Philosophy in its academic form has unfortunately become a forensic process of detecting flaws in someone’s ideas. Too many discussions degenerate into thinly disguised, tendentious attacks rather than genuine attempts to understand.
I must confess to being guilty of that forensic approach at times during my career. Professional advancement often depends on it.
But I’ve also devoted many years to writing about wine and through those experiences I’ve learned the importance of appreciation as a mechanism for learning. Wine appreciation teaches the skill of attentiveness, of waiting for beauty to emerge rather than forcing it, of being receptive to what the wine wants to do.
Rather than asking “how does this wine fail?” one gains more appreciation by asking “What does this wine force me to notice?”
Of course, in the end, one can be critical if the wine and the situation warrants, but not before fully appreciating what a wine has to offer.
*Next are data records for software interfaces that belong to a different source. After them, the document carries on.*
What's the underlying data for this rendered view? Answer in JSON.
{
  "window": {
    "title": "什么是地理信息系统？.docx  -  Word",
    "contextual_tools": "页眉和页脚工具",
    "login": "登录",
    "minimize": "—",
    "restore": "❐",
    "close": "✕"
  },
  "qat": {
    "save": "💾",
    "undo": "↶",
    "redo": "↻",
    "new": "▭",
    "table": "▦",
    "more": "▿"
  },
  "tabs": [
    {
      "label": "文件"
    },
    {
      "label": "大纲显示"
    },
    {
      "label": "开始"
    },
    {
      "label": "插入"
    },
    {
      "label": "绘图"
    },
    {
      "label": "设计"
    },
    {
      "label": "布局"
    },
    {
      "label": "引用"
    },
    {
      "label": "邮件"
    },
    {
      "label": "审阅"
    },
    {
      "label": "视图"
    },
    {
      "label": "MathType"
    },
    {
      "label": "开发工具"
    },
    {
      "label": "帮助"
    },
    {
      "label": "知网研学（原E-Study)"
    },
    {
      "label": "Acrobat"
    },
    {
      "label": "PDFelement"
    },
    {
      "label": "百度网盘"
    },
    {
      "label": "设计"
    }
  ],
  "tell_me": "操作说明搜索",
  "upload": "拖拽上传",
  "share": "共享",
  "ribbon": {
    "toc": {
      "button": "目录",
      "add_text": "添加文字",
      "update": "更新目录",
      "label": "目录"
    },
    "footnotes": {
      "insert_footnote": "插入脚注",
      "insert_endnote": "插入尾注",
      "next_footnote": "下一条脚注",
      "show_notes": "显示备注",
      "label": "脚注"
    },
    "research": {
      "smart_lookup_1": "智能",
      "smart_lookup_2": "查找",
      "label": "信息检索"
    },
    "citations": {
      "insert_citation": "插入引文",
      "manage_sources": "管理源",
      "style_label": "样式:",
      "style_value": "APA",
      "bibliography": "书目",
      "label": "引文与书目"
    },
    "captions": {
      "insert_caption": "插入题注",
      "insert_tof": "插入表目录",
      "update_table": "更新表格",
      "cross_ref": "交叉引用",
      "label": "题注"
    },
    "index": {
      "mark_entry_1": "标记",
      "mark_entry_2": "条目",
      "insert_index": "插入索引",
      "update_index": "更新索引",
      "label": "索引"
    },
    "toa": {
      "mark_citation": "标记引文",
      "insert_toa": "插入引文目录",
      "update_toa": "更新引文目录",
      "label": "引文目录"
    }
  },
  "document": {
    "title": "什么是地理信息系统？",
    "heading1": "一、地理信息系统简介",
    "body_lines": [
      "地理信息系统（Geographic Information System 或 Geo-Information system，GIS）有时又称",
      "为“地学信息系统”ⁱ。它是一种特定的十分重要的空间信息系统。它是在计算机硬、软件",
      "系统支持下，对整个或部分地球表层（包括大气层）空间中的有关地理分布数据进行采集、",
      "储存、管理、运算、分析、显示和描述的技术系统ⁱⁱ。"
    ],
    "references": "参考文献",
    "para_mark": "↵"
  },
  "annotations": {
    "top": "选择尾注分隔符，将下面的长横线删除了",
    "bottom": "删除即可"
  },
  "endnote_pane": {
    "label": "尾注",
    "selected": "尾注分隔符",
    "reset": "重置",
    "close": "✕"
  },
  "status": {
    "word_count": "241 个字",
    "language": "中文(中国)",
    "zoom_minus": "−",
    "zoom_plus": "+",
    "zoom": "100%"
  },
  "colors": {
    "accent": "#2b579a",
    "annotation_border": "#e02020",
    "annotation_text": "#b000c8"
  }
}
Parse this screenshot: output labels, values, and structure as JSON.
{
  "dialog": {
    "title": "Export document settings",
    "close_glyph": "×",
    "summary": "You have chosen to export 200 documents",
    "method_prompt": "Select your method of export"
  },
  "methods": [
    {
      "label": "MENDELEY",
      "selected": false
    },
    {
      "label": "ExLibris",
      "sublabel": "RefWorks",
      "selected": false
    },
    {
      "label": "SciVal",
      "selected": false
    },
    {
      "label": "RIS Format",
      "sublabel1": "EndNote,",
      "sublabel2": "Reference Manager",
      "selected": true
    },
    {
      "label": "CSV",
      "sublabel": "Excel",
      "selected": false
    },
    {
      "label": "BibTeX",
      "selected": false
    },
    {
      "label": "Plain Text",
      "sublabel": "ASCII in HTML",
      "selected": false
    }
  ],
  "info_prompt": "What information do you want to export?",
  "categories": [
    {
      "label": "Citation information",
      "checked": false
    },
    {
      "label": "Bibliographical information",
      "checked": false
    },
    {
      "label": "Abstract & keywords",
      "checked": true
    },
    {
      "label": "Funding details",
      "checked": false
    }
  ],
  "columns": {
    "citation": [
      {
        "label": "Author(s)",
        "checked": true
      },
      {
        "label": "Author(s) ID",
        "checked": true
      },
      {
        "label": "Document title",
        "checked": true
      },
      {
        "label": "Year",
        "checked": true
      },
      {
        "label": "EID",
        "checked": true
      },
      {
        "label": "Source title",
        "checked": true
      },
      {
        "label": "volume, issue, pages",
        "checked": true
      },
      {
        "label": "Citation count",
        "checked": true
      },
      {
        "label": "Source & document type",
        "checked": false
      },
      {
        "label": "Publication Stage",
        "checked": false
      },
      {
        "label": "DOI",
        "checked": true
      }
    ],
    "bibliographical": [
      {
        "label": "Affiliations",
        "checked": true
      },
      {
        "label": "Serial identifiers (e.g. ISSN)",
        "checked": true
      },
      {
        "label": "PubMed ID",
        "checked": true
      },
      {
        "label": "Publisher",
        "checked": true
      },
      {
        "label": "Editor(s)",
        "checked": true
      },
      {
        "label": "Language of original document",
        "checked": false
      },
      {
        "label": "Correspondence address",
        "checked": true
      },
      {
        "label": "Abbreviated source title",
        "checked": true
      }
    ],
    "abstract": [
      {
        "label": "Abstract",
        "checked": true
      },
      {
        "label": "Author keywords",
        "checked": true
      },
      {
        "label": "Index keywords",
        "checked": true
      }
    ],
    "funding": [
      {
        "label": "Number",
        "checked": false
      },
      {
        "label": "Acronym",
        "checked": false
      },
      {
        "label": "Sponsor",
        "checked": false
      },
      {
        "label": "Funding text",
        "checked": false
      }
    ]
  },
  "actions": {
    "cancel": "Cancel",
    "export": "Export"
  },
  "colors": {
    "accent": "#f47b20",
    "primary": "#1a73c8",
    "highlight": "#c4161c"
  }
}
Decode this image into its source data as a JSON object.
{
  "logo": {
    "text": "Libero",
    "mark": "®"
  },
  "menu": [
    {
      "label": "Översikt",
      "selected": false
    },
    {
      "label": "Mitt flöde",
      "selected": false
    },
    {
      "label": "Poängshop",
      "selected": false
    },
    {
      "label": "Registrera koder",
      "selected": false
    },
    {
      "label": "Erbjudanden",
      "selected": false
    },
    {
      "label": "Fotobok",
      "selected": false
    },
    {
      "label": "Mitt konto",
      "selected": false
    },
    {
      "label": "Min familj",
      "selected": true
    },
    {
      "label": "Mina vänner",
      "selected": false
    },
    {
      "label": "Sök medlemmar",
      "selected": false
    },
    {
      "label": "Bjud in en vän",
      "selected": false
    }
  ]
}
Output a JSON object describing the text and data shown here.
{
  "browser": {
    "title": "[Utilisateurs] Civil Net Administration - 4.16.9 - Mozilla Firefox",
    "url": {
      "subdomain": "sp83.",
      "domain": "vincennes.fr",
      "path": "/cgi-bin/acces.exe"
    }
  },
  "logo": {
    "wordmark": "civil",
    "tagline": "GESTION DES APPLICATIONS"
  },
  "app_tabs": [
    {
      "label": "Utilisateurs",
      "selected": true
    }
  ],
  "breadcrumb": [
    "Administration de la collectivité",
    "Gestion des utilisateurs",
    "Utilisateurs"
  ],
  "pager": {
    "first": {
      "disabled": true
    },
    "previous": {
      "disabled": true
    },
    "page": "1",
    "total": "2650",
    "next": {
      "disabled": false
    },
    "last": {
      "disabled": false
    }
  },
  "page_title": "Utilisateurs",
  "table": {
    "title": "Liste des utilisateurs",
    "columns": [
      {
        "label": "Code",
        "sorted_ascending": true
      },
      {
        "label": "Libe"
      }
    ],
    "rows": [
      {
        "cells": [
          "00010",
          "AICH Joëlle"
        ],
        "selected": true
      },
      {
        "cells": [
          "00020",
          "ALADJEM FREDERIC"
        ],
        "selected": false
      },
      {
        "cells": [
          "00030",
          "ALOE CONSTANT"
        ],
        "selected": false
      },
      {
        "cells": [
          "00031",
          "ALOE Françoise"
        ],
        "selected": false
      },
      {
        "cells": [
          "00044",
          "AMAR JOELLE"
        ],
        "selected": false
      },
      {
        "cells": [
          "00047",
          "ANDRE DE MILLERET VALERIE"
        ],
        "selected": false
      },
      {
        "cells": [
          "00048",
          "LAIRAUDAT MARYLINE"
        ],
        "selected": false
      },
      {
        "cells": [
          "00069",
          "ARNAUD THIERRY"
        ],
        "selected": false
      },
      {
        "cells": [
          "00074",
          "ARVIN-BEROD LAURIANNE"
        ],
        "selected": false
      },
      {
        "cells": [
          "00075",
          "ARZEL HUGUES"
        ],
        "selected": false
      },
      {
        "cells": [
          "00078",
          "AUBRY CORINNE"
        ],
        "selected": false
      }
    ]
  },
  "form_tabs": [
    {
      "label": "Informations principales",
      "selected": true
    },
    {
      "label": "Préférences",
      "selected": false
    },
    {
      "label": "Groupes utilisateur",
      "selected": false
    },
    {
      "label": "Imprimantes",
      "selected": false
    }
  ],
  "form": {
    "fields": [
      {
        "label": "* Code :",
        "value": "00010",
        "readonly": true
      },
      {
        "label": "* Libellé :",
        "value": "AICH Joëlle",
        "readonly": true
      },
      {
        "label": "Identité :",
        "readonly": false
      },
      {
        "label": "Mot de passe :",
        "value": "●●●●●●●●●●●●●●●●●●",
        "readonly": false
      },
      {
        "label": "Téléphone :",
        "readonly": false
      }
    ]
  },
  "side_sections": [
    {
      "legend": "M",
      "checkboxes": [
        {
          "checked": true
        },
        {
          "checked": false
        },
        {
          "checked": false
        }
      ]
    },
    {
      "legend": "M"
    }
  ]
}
I’ve come to adopt a similar approach to philosophy paying more attention to subtlety and nuance rather than leaping prematurely to a critical stance. Ideas then come to have the suppleness of Charmes-Chambertine Pinot Noir or the life and vitality of Rüdesheimer Riesling.